Print verbatim every line starting at the one that contains "Parse this screenshot: output" and ending at the final line of the records; include both endpoints.
* * *
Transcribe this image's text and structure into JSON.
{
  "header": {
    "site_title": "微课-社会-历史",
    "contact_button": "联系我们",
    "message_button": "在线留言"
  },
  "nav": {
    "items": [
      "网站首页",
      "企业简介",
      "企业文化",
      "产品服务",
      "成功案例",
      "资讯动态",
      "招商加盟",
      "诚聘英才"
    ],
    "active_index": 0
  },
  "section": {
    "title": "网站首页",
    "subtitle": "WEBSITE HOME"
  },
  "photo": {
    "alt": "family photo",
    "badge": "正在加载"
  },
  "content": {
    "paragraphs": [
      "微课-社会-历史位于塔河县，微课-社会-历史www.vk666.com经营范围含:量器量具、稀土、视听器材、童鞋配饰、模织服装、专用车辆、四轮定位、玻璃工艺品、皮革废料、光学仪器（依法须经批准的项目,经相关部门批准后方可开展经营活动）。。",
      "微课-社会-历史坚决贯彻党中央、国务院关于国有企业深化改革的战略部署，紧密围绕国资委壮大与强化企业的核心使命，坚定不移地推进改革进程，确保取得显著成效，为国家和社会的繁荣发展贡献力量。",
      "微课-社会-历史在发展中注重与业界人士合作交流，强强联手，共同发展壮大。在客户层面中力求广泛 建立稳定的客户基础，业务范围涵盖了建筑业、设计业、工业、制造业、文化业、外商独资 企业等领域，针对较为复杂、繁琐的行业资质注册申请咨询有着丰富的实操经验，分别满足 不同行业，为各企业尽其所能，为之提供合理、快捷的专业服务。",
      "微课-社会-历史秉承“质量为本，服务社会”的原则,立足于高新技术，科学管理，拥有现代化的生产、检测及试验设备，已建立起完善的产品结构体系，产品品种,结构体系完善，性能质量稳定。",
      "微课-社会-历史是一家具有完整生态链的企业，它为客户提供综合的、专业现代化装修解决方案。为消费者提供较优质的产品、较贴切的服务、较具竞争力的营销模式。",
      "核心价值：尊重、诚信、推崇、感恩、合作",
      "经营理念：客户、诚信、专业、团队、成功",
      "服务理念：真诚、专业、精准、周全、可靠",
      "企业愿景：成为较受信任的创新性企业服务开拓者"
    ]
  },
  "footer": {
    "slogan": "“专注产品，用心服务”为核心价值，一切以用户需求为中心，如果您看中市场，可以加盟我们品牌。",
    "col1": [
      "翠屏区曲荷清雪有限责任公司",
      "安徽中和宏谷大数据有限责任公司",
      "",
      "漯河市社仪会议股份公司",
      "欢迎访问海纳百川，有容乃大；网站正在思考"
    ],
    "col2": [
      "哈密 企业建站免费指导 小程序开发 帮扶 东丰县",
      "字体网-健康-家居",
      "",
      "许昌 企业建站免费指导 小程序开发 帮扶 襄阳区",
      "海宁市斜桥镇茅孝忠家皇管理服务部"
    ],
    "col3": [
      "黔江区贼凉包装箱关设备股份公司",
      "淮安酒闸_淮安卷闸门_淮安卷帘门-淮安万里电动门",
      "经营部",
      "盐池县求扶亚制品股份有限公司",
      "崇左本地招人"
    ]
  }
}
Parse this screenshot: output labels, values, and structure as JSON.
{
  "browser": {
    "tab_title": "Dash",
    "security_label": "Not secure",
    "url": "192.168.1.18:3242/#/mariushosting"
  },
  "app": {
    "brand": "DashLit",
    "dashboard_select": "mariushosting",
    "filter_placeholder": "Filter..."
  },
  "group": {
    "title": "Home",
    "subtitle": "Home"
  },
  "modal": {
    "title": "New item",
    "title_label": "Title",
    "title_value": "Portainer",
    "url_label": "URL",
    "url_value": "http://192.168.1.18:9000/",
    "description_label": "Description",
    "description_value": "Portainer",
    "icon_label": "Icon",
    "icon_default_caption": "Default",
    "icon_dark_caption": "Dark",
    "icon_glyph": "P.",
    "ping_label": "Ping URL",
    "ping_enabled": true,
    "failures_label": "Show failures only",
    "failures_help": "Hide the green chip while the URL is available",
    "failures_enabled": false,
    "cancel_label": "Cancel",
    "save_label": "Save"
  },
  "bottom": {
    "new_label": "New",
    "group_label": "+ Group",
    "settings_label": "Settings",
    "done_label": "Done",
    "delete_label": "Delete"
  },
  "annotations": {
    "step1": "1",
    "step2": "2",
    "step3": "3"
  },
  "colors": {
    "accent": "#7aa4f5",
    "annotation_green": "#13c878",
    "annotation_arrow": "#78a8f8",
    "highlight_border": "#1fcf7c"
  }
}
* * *
• _SOLVED EXERCISE_
Parse this screenshot: output labels, values, and structure as JSON.
{
  "browser": {
    "tab_title": "Dash",
    "security_label": "Not secure",
    "url": "192.168.1.18:3242/#/mariushosting"
  },
  "app": {
    "brand": "DashLit",
    "dashboard_select": "mariushosting",
    "filter_placeholder": "Filter..."
  },
  "group": {
    "title": "Home",
    "subtitle": "Home"
  },
  "modal": {
    "title": "New item",
    "title_label": "Title",
    "title_value": "Portainer",
    "url_label": "URL",
    "url_value": "http://192.168.1.18:9000/",
    "description_label": "Description",
    "description_value": "Portainer",
    "icon_label": "Icon",
    "icon_default_caption": "Default",
    "icon_dark_caption": "Dark",
    "icon_glyph": "P.",
    "ping_label": "Ping URL",
    "ping_enabled": true,
    "failures_label": "Show failures only",
    "failures_help": "Hide the green chip while the URL is available",
    "failures_enabled": false,
    "cancel_label": "Cancel",
    "save_label": "Save"
  },
  "bottom": {
    "new_label": "New",
    "group_label": "+ Group",
    "settings_label": "Settings",
    "done_label": "Done",
    "delete_label": "Delete"
  },
  "annotations": {
    "step1": "1",
    "step2": "2",
    "step3": "3"
  },
  "colors": {
    "accent": "#7aa4f5",
    "annotation_green": "#13c878",
    "annotation_arrow": "#78a8f8",
    "highlight_border": "#1fcf7c"
  }
}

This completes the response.